I think part of the problem is that parents today are totally bombarded with well meant advice – rather like a megaton of cluster bombs. When my daughter with Down Syndrome arrived it was a super megaton!! At first I was really grateful. Here I was with this initially rather strange, worrying and sick (she needed heart surgery) little creature. Loads of professionals kept turning up to tell me how to look after her, and it did help at first. I felt that I had support. But as time went on, and she grew bigger and stronger, and I got to know her, and to know myself better, I started to realise that we had choices.

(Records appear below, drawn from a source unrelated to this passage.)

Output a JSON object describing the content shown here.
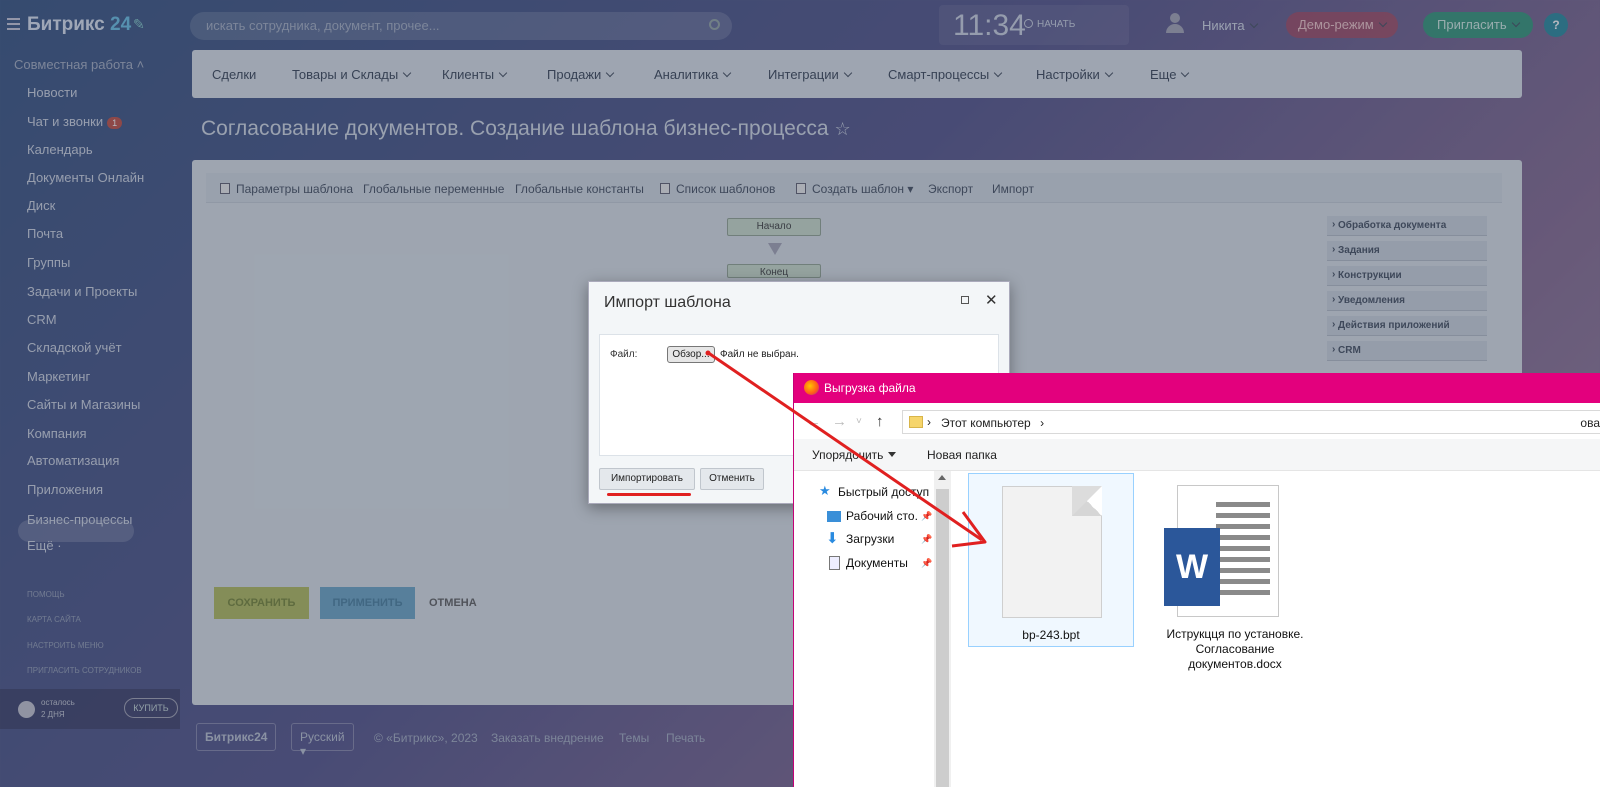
{
  "topbar": {
    "logo_main": "Битрикс",
    "logo_24": " 24",
    "search_placeholder": "искать сотрудника, документ, прочее...",
    "clock": "11:34",
    "start_label": "НАЧАТЬ",
    "user_name": "Никита",
    "demo_label": "Демо-режим",
    "invite_label": "Пригласить",
    "help_label": "?"
  },
  "sidebar": {
    "section_label": "Совместная работа",
    "items": [
      {
        "label": "Новости"
      },
      {
        "label": "Чат и звонки",
        "badge": "1"
      },
      {
        "label": "Календарь"
      },
      {
        "label": "Документы Онлайн"
      },
      {
        "label": "Диск"
      },
      {
        "label": "Почта"
      },
      {
        "label": "Группы"
      },
      {
        "label": "Задачи и Проекты"
      },
      {
        "label": "CRM"
      },
      {
        "label": "Складской учёт"
      },
      {
        "label": "Маркетинг"
      },
      {
        "label": "Сайты и Магазины"
      },
      {
        "label": "Компания"
      },
      {
        "label": "Автоматизация"
      },
      {
        "label": "Приложения"
      },
      {
        "label": "Бизнес-процессы"
      },
      {
        "label": "Ещё ·"
      }
    ],
    "footer_links": [
      "ПОМОЩЬ",
      "КАРТА САЙТА",
      "НАСТРОИТЬ МЕНЮ",
      "ПРИГЛАСИТЬ СОТРУДНИКОВ"
    ],
    "trial_line1": "осталось",
    "trial_line2": "2 ДНЯ",
    "buy_label": "КУПИТЬ"
  },
  "menubar": {
    "items": [
      "Сделки",
      "Товары и Склады",
      "Клиенты",
      "Продажи",
      "Аналитика",
      "Интеграции",
      "Смарт-процессы",
      "Настройки",
      "Еще"
    ]
  },
  "page_title": "Согласование документов. Создание шаблона бизнес-процесса",
  "toolbar": {
    "items": [
      "Параметры шаблона",
      "Глобальные переменные",
      "Глобальные константы",
      "Список шаблонов",
      "Создать шаблон",
      "Экспорт",
      "Импорт"
    ]
  },
  "diagram": {
    "start_node": "Начало",
    "end_node": "Конец"
  },
  "side_tools": [
    "Обработка документа",
    "Задания",
    "Конструкции",
    "Уведомления",
    "Действия приложений",
    "CRM"
  ],
  "panel_buttons": {
    "save": "СОХРАНИТЬ",
    "apply": "ПРИМЕНИТЬ",
    "cancel": "ОТМЕНА"
  },
  "footer": {
    "brand": "Битрикс24",
    "language": "Русский",
    "copyright": "© «Битрикс», 2023",
    "order": "Заказать внедрение",
    "themes": "Темы",
    "print": "Печать"
  },
  "import_dialog": {
    "title": "Импорт шаблона",
    "file_label": "Файл:",
    "browse_label": "Обзор...",
    "no_file": "Файл не выбран.",
    "import_button": "Импортировать",
    "cancel_button": "Отменить"
  },
  "file_dialog": {
    "title": "Выгрузка файла",
    "address": "Этот компьютер",
    "address_right": "ова",
    "organize": "Упорядочить",
    "new_folder": "Новая папка",
    "tree": [
      "Быстрый доступ",
      "Рабочий сто.",
      "Загрузки",
      "Документы"
    ],
    "files": [
      {
        "name": "bp-243.bpt",
        "icon": "blank-file-icon"
      },
      {
        "name_lines": [
          "Иструкцця по установке.",
          "Согласование",
          "документов.docx"
        ],
        "icon": "word-document-icon"
      }
    ]
  },
  "annotation": {
    "arrow_color": "#e02020"
  }
}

I remember the day I very politely told the specialist health visitor that I already had three professionals visiting very regularly, so I actually didn’t need her input right now thank you. That felt empowering. And then, some time later – maybe a couple of years later – came the amazing day when our lovely special needs play support worker gave me a piece of advice, and I realised I DIDN’T HAVE TO FOLLOW IT! It wasn’t that she was being unhelpful, or that the advice was wrong. I simply realised that advice is just that – a suggestion – NOT a command or a standard against which “good” mothering is to be judged.

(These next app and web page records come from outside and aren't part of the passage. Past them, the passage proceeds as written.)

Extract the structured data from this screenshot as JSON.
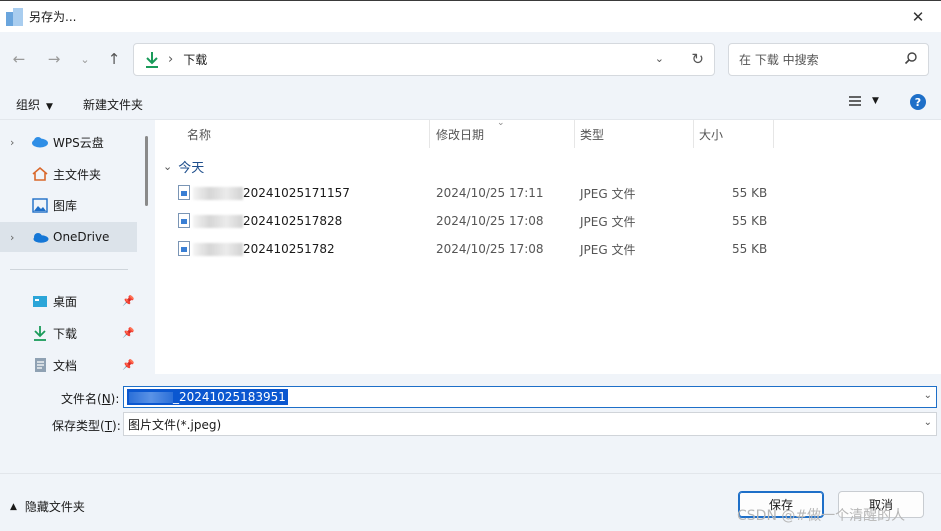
{
  "window": {
    "title": "另存为..."
  },
  "address": {
    "crumb": "下载"
  },
  "search": {
    "placeholder": "在 下载 中搜索"
  },
  "toolbar": {
    "organize": "组织",
    "new_folder": "新建文件夹"
  },
  "sidebar": {
    "items": [
      {
        "label": "WPS云盘",
        "icon": "wps-cloud-icon"
      },
      {
        "label": "主文件夹",
        "icon": "home-icon"
      },
      {
        "label": "图库",
        "icon": "gallery-icon"
      },
      {
        "label": "OneDrive",
        "icon": "onedrive-icon"
      },
      {
        "label": "桌面",
        "icon": "desktop-icon"
      },
      {
        "label": "下载",
        "icon": "download-icon"
      },
      {
        "label": "文档",
        "icon": "document-icon"
      }
    ]
  },
  "columns": {
    "name": "名称",
    "date": "修改日期",
    "type": "类型",
    "size": "大小"
  },
  "group": {
    "label": "今天"
  },
  "files": [
    {
      "name": "20241025171157",
      "date": "2024/10/25 17:11",
      "type": "JPEG 文件",
      "size": "55 KB"
    },
    {
      "name": "2024102517828",
      "date": "2024/10/25 17:08",
      "type": "JPEG 文件",
      "size": "55 KB"
    },
    {
      "name": "202410251782",
      "date": "2024/10/25 17:08",
      "type": "JPEG 文件",
      "size": "55 KB"
    }
  ],
  "form": {
    "filename_label_pre": "文件名(",
    "filename_key": "N",
    "filename_label_post": "):",
    "filename_value": "_20241025183951",
    "type_label_pre": "保存类型(",
    "type_key": "T",
    "type_label_post": "):",
    "type_value": "图片文件(*.jpeg)"
  },
  "footer": {
    "hide_folders": "隐藏文件夹",
    "save": "保存",
    "cancel": "取消",
    "watermark": "CSDN @#做一个清醒的人"
  },
  "colors": {
    "accent": "#1e6fc8",
    "selection": "#0b57d0",
    "group": "#1e4e8c"
  }
}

Maybe that’s part of the problem. It’s easy to feel judged. Precisely because we mothers want so very much to do our absolute best for our children, we can be vulnerable to worrying that we’re doing it wrong. And if someone with professional qualifications – or, even harder, someone we like and trust – tells us we should be doing something for our child, it takes a lot of courage not to do it. But part of the joy of growing into motherhood is developing that powerful gut instinct that simply knows what is best for me and my child, right here, right now.
As a health professional, it often seems to be my job to offer advice. Maybe sometimes it is useful. But I love it when parents question me. Then I know that they are really engaging. They are focused on their child and themselves. It’s more important to them to meet the real needs of their family than to try to please or impress me. They are on the tricky and exhilarating journey of real life parenting.
Real world parenting
There’s no escape route – being a parent is always a challenge. We get our hands dirty and our brains frazzled pretty much every day. But good stuff rarely comes easily. Those days when we feel we are just barely surviving are often the times we grow the most. We look back, months or even years later, and realise that it was ok. Maybe we followed the advice, or maybe we chose not to. Maybe we decided not to ask for advice at all, because actually we were happy enough with the toddler sleeping in our bed, or the little girl throwing her toys on the floor today. Because we could see the bigger picture. We knew things were nowhere near perfect and never would be, but actually our child was all right exactly as she was. And, right here and now, we didn’t need to worry quite so much.